Classical pianist who acquired the title, "the man who invented Beethoven," for his interpretations of the legendary composer's works.
He took lessons from Eusebius Mandyczewski, Johannes Brahms' assistant, eventually associating with the composer and witnessing Brahms' piano playing.
He fled Berlin for England in 1933 after the Nazi Party took over. He would eventually settle in the United States in 1939.
He was married to Therese Behr Schnabel from 1905 until 1951, and they had two kids named Karl Ulrich Schnabel and Stefan Schnabel. His father, Isidor Schnabel, was a textile merchant.

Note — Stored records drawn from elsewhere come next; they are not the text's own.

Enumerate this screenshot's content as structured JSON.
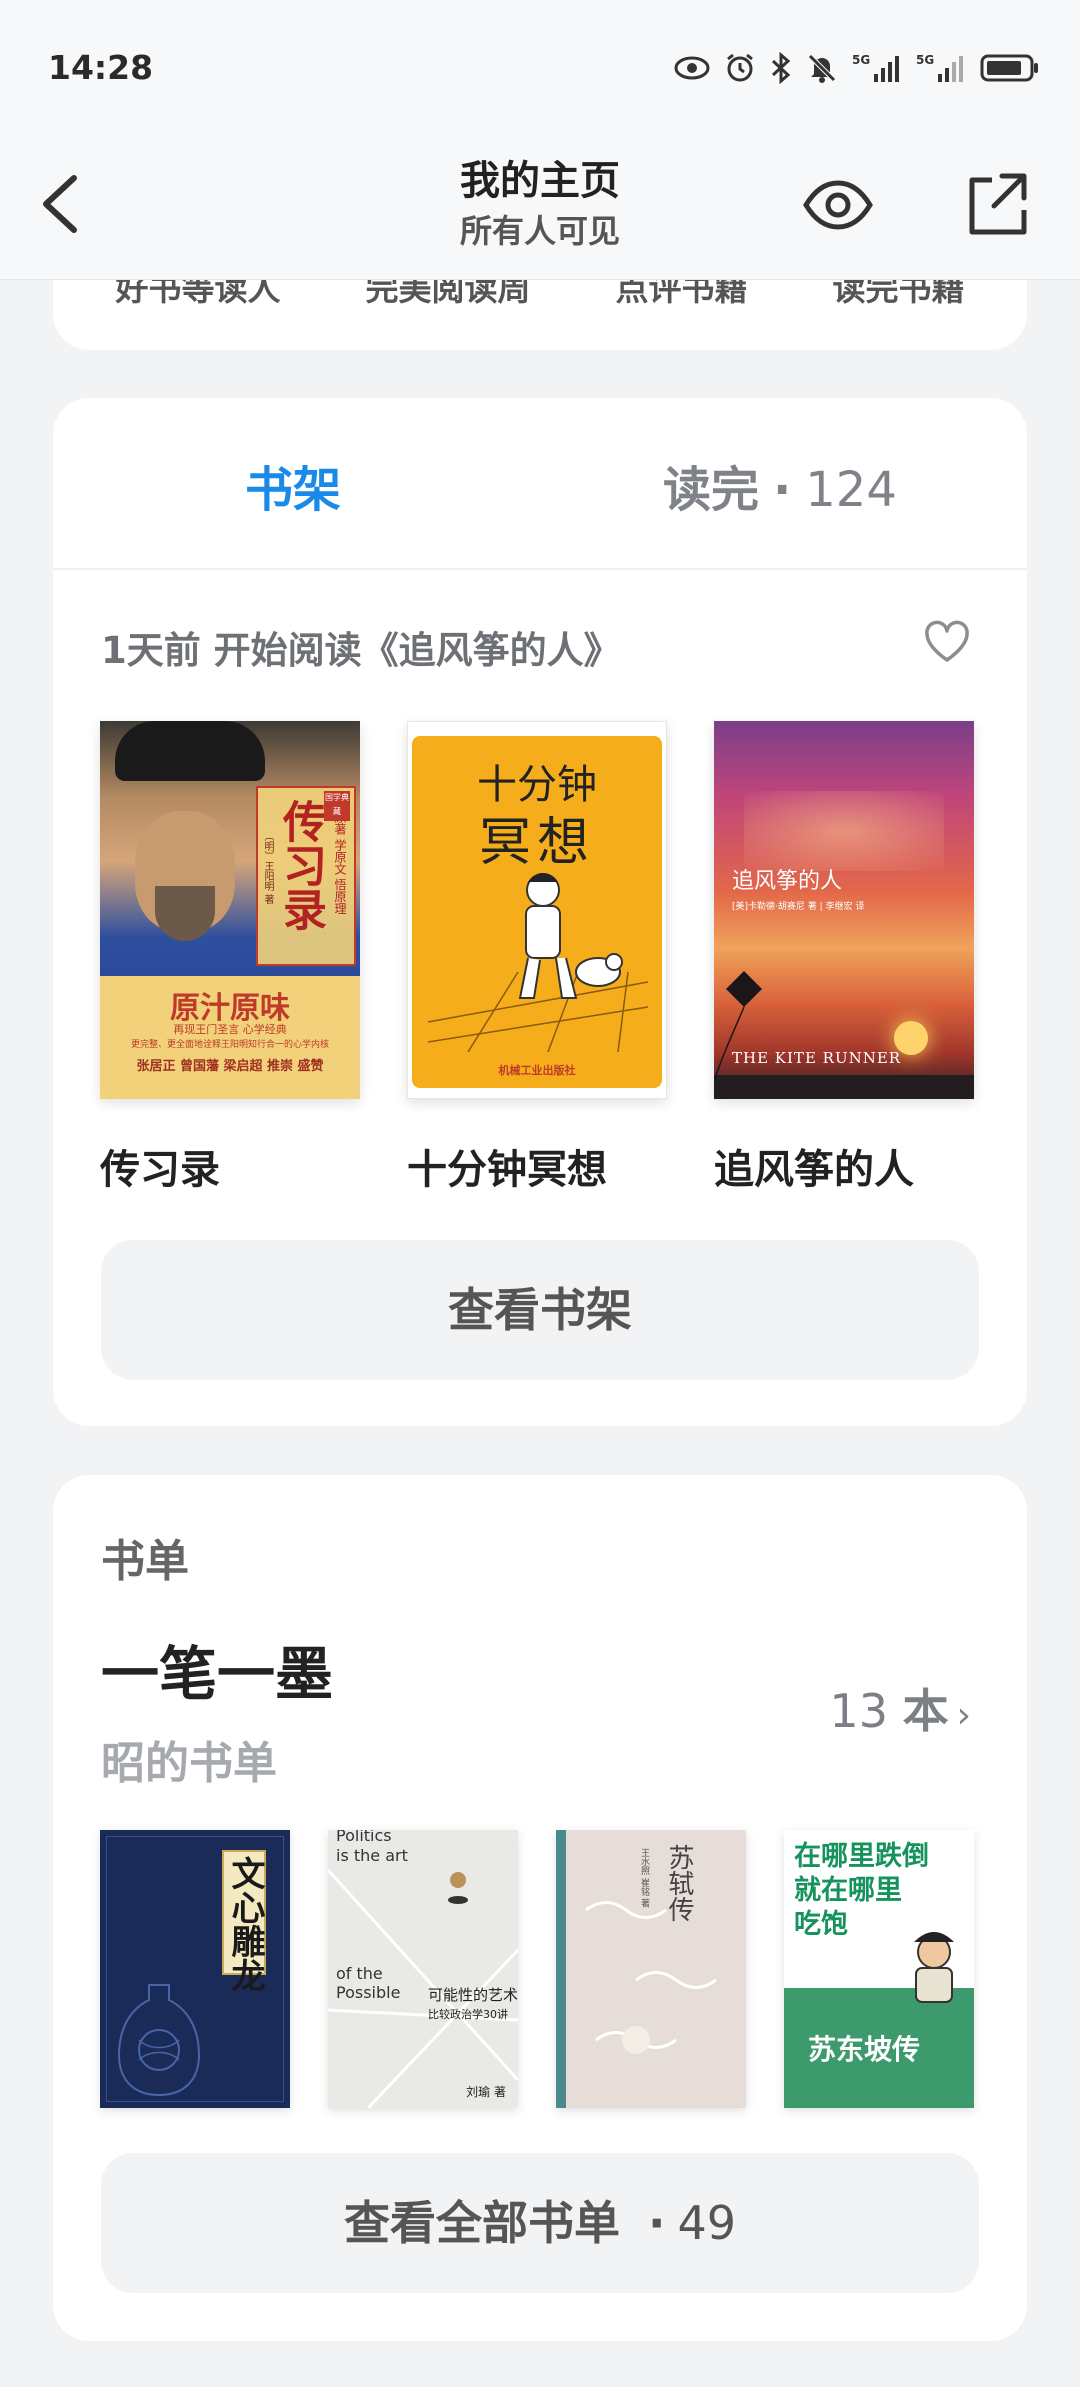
{
  "status": {
    "time": "14:28",
    "signal1": "5G",
    "signal2": "5G"
  },
  "nav": {
    "title": "我的主页",
    "subtitle": "所有人可见"
  },
  "stats": [
    "好书等读人",
    "完美阅读周",
    "点评书籍",
    "读完书籍"
  ],
  "tabs": {
    "shelf": "书架",
    "done": "读完",
    "done_dot": "·",
    "done_count": "124"
  },
  "recent": {
    "text": "1天前 开始阅读《追风筝的人》"
  },
  "books": [
    {
      "title": "传习录",
      "cover_text": "传习录",
      "cover_side": "读原著 学原文 悟原理",
      "cover_author": "〔明〕王阳明 著",
      "cover_slogan": "原汁原味",
      "cover_sub1": "再现王门圣言 心学经典",
      "cover_sub2": "更完整、更全面地诠释王阳明知行合一的心学内核",
      "cover_sub3": "张居正 曾国藩 梁启超 推崇 盛赞",
      "cover_badge": "国学典藏"
    },
    {
      "title": "十分钟冥想",
      "cover_line1": "十分钟",
      "cover_line2": "冥想",
      "cover_publisher": "机械工业出版社"
    },
    {
      "title": "追风筝的人",
      "cover_title": "追风筝的人",
      "cover_author": "[美]卡勒德·胡赛尼 著 | 李继宏 译",
      "cover_en": "THE KITE RUNNER"
    }
  ],
  "shelf_button": "查看书架",
  "booklist": {
    "label": "书单",
    "name": "一笔一墨",
    "owner": "昭的书单",
    "count": "13",
    "unit": "本",
    "chevron": "›",
    "covers": [
      {
        "title": "文心雕龙",
        "colors": [
          "#1a2b58",
          "#f4e9c0"
        ]
      },
      {
        "title": "可能性的艺术",
        "en1": "Politics",
        "en2": "is the art",
        "en3": "of the",
        "en4": "Possible",
        "sub": "比较政治学30讲",
        "author": "刘瑜 著"
      },
      {
        "title": "苏轼传",
        "author": "王水照 崔铭 著"
      },
      {
        "title1": "在哪里跌倒",
        "title2": "就在哪里",
        "title3": "吃饱",
        "name": "苏东坡传"
      }
    ],
    "button_text": "查看全部书单",
    "button_dot": "·",
    "button_count": "49"
  }
}
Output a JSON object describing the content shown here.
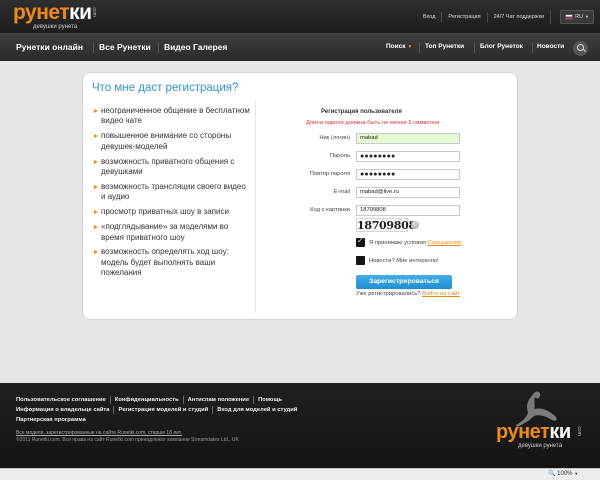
{
  "header": {
    "logo_part1": "рунет",
    "logo_part2": "ки",
    "logo_domain": ".com",
    "logo_tagline": "девушки рунета",
    "links": [
      "Вход",
      "Регистрация",
      "24/7 Чат поддержки"
    ],
    "language": "RU"
  },
  "nav": {
    "left": [
      "Рунетки онлайн",
      "Все Рунетки",
      "Видео Галерея"
    ],
    "right": [
      "Поиск",
      "Топ Рунетки",
      "Блог Рунеток",
      "Новости"
    ]
  },
  "card": {
    "title": "Что мне даст регистрация?",
    "benefits": [
      "неограниченное общение в бесплатном видео чате",
      "повышенное внимание со стороны девушек-моделей",
      "возможность приватного общения с девушками",
      "возможность трансляции своего видео и аудио",
      "просмотр приватных шоу в записи",
      "«подглядывание» за моделями во время приватного шоу",
      "возможность определять ход шоу: модель будет выполнять ваши пожелания"
    ]
  },
  "form": {
    "title": "Регистрация пользователя",
    "error": "Длина пароля должна быть не менее 5 символов",
    "fields": [
      {
        "label": "Ник (логин)",
        "value": "mabad"
      },
      {
        "label": "Пароль",
        "value": "●●●●●●●●"
      },
      {
        "label": "Повтор пароля",
        "value": "●●●●●●●●"
      },
      {
        "label": "E-mail",
        "value": "mabad@live.ru"
      },
      {
        "label": "Код с картинки",
        "value": "18709808"
      }
    ],
    "captcha_text": "18709808",
    "terms_prefix": "Я принимаю условия",
    "terms_link": "Соглашения",
    "terms_checked": true,
    "news_label": "Новости? Мне интересно!",
    "news_checked": false,
    "submit_label": "Зарегистрироваться",
    "already_text": "Уже регистрировались?",
    "login_link": "Войти на сайт"
  },
  "footer": {
    "row1": [
      "Пользовательское соглашение",
      "Конфиденциальность",
      "Антиспам положение",
      "Помощь"
    ],
    "row2": [
      "Информация о владельце сайта",
      "Регистрация моделей и студий",
      "Вход для моделей и студий"
    ],
    "row3": [
      "Партнерская программа"
    ],
    "note_link": "Все модели, зарегистрированные на сайте Runetki.com, старше 18 лет.",
    "copyright": "©2011 Runetki.com. Все права на сайт Runetki.com принадлежат компании Streamdates Ltd., UK",
    "logo_part1": "рунет",
    "logo_part2": "ки",
    "logo_domain": ".com",
    "logo_tagline": "девушки рунета"
  },
  "statusbar": {
    "zoom": "100%"
  },
  "colors": {
    "accent": "#f08b12",
    "title_blue": "#2f95d2",
    "error_red": "#e0302c",
    "button_blue": "#1e8ed3"
  }
}
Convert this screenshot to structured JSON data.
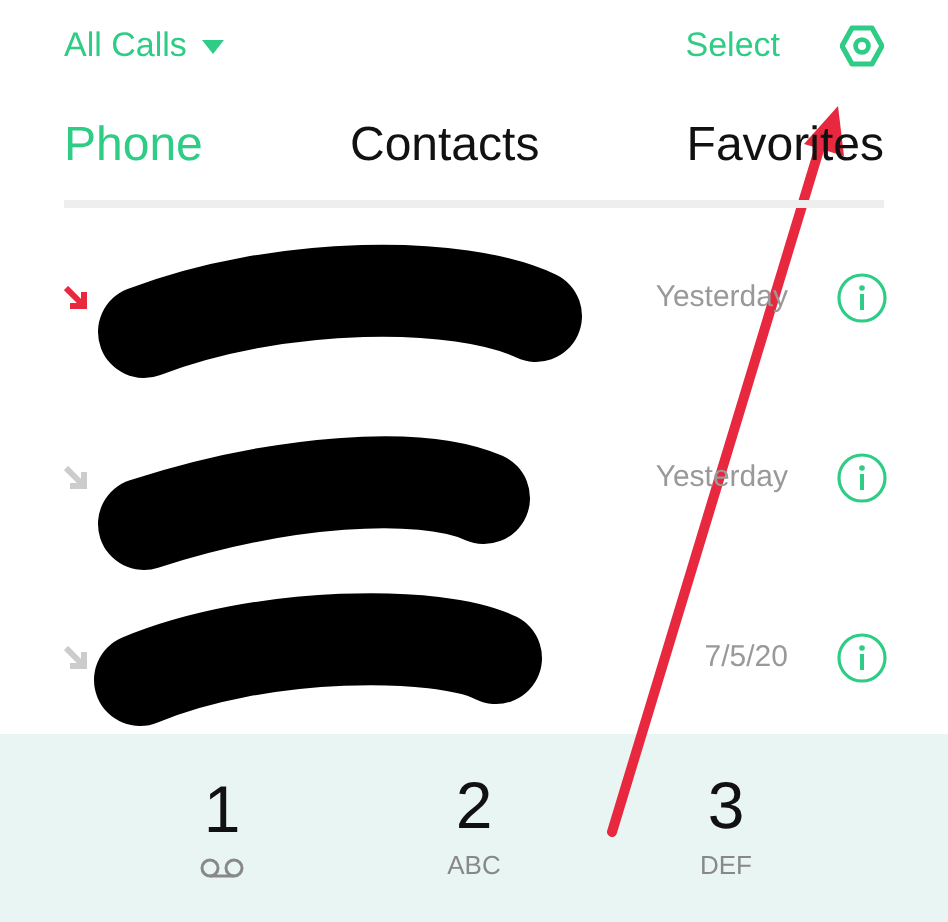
{
  "header": {
    "filter": "All Calls",
    "select": "Select"
  },
  "tabs": [
    {
      "label": "Phone",
      "selected": true
    },
    {
      "label": "Contacts",
      "selected": false
    },
    {
      "label": "Favorites",
      "selected": false
    }
  ],
  "calls": [
    {
      "kind": "missed",
      "time": "Yesterday"
    },
    {
      "kind": "incoming",
      "time": "Yesterday"
    },
    {
      "kind": "incoming",
      "time": "7/5/20"
    }
  ],
  "keypad": [
    {
      "digit": "1",
      "kind": "voicemail"
    },
    {
      "digit": "2",
      "letters": "ABC",
      "kind": "letters"
    },
    {
      "digit": "3",
      "letters": "DEF",
      "kind": "letters"
    }
  ]
}
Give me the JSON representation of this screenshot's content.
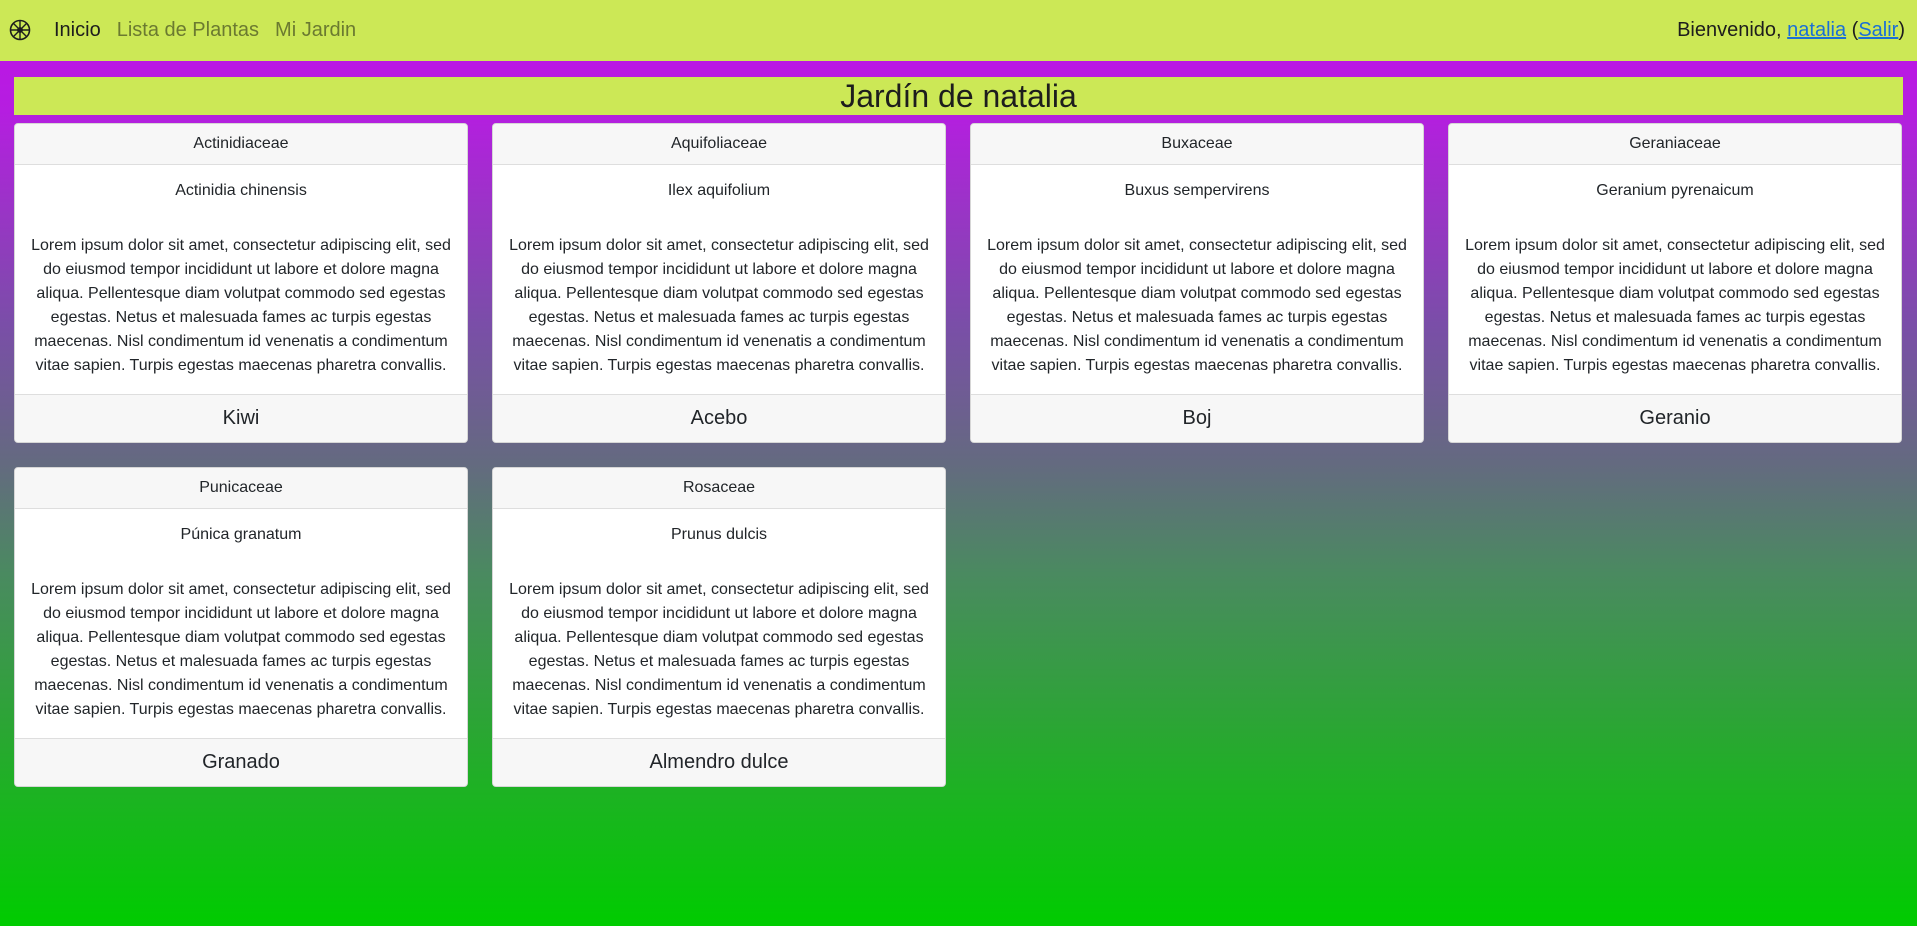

His interpretations of a variety of composers were legendary and included his recordings of Johann Sebastian Bach's works.